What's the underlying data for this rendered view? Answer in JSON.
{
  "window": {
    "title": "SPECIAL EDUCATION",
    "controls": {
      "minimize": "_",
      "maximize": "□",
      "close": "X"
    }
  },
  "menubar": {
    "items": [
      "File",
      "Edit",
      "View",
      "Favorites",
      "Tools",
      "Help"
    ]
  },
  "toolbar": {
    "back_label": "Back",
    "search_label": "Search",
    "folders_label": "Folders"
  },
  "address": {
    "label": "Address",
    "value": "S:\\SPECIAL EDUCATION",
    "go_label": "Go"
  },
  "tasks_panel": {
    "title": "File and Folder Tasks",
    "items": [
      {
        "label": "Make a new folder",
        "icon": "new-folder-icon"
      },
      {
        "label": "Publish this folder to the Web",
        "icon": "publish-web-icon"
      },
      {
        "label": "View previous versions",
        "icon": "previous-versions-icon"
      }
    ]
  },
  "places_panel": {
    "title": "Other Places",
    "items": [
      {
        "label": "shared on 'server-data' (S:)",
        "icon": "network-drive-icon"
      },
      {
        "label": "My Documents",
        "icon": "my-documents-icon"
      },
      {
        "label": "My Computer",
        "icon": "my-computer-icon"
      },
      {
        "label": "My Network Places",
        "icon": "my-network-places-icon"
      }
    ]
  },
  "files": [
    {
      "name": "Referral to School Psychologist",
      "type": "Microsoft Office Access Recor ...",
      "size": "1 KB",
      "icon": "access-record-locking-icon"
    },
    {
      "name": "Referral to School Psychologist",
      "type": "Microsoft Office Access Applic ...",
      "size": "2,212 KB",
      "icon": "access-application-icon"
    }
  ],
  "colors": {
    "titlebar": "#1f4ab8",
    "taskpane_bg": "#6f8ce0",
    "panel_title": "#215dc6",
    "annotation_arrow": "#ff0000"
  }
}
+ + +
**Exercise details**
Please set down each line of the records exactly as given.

**Response to the exercise**
What's the underlying data for this rendered view? Answer in JSON.
{
  "window": {
    "title": "SPECIAL EDUCATION",
    "controls": {
      "minimize": "_",
      "maximize": "□",
      "close": "X"
    }
  },
  "menubar": {
    "items": [
      "File",
      "Edit",
      "View",
      "Favorites",
      "Tools",
      "Help"
    ]
  },
  "toolbar": {
    "back_label": "Back",
    "search_label": "Search",
    "folders_label": "Folders"
  },
  "address": {
    "label": "Address",
    "value": "S:\\SPECIAL EDUCATION",
    "go_label": "Go"
  },
  "tasks_panel": {
    "title": "File and Folder Tasks",
    "items": [
      {
        "label": "Make a new folder",
        "icon": "new-folder-icon"
      },
      {
        "label": "Publish this folder to the Web",
        "icon": "publish-web-icon"
      },
      {
        "label": "View previous versions",
        "icon": "previous-versions-icon"
      }
    ]
  },
  "places_panel": {
    "title": "Other Places",
    "items": [
      {
        "label": "shared on 'server-data' (S:)",
        "icon": "network-drive-icon"
      },
      {
        "label": "My Documents",
        "icon": "my-documents-icon"
      },
      {
        "label": "My Computer",
        "icon": "my-computer-icon"
      },
      {
        "label": "My Network Places",
        "icon": "my-network-places-icon"
      }
    ]
  },
  "files": [
    {
      "name": "Referral to School Psychologist",
      "type": "Microsoft Office Access Recor ...",
      "size": "1 KB",
      "icon": "access-record-locking-icon"
    },
    {
      "name": "Referral to School Psychologist",
      "type": "Microsoft Office Access Applic ...",
      "size": "2,212 KB",
      "icon": "access-application-icon"
    }
  ],
  "colors": {
    "titlebar": "#1f4ab8",
    "taskpane_bg": "#6f8ce0",
    "panel_title": "#215dc6",
    "annotation_arrow": "#ff0000"
  }
}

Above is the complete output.